▶ [PROVIDED RECORDS]
══════════

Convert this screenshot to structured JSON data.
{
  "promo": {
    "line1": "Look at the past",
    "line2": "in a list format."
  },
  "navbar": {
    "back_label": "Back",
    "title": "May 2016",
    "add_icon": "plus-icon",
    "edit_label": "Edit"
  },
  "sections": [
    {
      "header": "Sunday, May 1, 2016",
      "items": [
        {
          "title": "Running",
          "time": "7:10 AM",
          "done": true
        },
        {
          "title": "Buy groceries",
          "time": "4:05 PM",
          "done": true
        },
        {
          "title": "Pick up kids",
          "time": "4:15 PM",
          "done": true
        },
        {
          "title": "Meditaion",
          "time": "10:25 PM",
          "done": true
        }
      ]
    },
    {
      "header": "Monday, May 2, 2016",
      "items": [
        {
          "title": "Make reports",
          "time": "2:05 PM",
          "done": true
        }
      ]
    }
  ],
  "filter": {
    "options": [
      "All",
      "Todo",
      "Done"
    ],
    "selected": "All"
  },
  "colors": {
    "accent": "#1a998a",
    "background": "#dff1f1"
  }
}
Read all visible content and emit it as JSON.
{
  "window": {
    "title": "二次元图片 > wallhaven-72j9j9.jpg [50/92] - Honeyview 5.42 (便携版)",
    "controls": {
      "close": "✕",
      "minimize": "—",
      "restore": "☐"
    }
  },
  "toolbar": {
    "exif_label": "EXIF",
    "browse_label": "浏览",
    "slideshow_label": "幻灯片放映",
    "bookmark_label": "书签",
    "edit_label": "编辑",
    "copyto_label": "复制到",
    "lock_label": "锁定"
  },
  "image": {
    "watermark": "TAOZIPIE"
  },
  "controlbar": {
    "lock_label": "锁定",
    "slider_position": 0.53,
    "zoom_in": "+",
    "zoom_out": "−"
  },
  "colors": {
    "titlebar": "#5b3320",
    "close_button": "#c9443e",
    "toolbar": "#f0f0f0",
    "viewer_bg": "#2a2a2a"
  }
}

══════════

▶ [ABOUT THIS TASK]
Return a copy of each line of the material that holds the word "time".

▶ [RESPONSE BOX]
          "time": "7:10 AM",
          "time": "4:05 PM",
          "time": "4:15 PM",
          "time": "10:25 PM",
          "time": "2:05 PM",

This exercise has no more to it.